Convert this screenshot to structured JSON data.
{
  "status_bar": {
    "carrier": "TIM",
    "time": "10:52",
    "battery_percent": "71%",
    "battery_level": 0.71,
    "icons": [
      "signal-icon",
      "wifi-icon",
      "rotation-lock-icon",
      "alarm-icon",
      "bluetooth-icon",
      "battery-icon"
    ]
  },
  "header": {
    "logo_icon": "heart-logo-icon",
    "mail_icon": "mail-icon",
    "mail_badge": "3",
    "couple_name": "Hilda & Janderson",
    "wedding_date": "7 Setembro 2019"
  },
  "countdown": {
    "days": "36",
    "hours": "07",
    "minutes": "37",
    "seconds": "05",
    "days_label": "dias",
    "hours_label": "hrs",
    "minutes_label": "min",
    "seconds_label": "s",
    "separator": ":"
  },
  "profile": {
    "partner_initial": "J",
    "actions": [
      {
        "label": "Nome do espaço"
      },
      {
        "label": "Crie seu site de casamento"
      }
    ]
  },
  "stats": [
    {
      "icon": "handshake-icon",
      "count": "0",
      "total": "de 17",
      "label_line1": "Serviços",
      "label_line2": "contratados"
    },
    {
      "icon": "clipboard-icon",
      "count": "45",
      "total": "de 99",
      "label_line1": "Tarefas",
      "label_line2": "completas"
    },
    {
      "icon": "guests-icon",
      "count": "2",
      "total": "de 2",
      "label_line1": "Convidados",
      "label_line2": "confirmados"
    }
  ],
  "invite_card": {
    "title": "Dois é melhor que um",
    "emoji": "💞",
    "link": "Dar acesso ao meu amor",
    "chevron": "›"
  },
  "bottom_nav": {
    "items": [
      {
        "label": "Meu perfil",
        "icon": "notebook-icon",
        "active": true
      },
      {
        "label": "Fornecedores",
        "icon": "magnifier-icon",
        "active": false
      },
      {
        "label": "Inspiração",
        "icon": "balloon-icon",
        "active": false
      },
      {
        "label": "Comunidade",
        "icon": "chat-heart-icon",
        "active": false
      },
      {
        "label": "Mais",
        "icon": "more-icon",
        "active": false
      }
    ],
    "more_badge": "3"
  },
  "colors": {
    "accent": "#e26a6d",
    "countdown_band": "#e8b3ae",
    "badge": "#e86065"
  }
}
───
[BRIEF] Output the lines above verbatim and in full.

[RESPONSE BELOW]
Convert this screenshot to structured JSON data.
{
  "status_bar": {
    "carrier": "TIM",
    "time": "10:52",
    "battery_percent": "71%",
    "battery_level": 0.71,
    "icons": [
      "signal-icon",
      "wifi-icon",
      "rotation-lock-icon",
      "alarm-icon",
      "bluetooth-icon",
      "battery-icon"
    ]
  },
  "header": {
    "logo_icon": "heart-logo-icon",
    "mail_icon": "mail-icon",
    "mail_badge": "3",
    "couple_name": "Hilda & Janderson",
    "wedding_date": "7 Setembro 2019"
  },
  "countdown": {
    "days": "36",
    "hours": "07",
    "minutes": "37",
    "seconds": "05",
    "days_label": "dias",
    "hours_label": "hrs",
    "minutes_label": "min",
    "seconds_label": "s",
    "separator": ":"
  },
  "profile": {
    "partner_initial": "J",
    "actions": [
      {
        "label": "Nome do espaço"
      },
      {
        "label": "Crie seu site de casamento"
      }
    ]
  },
  "stats": [
    {
      "icon": "handshake-icon",
      "count": "0",
      "total": "de 17",
      "label_line1": "Serviços",
      "label_line2": "contratados"
    },
    {
      "icon": "clipboard-icon",
      "count": "45",
      "total": "de 99",
      "label_line1": "Tarefas",
      "label_line2": "completas"
    },
    {
      "icon": "guests-icon",
      "count": "2",
      "total": "de 2",
      "label_line1": "Convidados",
      "label_line2": "confirmados"
    }
  ],
  "invite_card": {
    "title": "Dois é melhor que um",
    "emoji": "💞",
    "link": "Dar acesso ao meu amor",
    "chevron": "›"
  },
  "bottom_nav": {
    "items": [
      {
        "label": "Meu perfil",
        "icon": "notebook-icon",
        "active": true
      },
      {
        "label": "Fornecedores",
        "icon": "magnifier-icon",
        "active": false
      },
      {
        "label": "Inspiração",
        "icon": "balloon-icon",
        "active": false
      },
      {
        "label": "Comunidade",
        "icon": "chat-heart-icon",
        "active": false
      },
      {
        "label": "Mais",
        "icon": "more-icon",
        "active": false
      }
    ],
    "more_badge": "3"
  },
  "colors": {
    "accent": "#e26a6d",
    "countdown_band": "#e8b3ae",
    "badge": "#e86065"
  }
}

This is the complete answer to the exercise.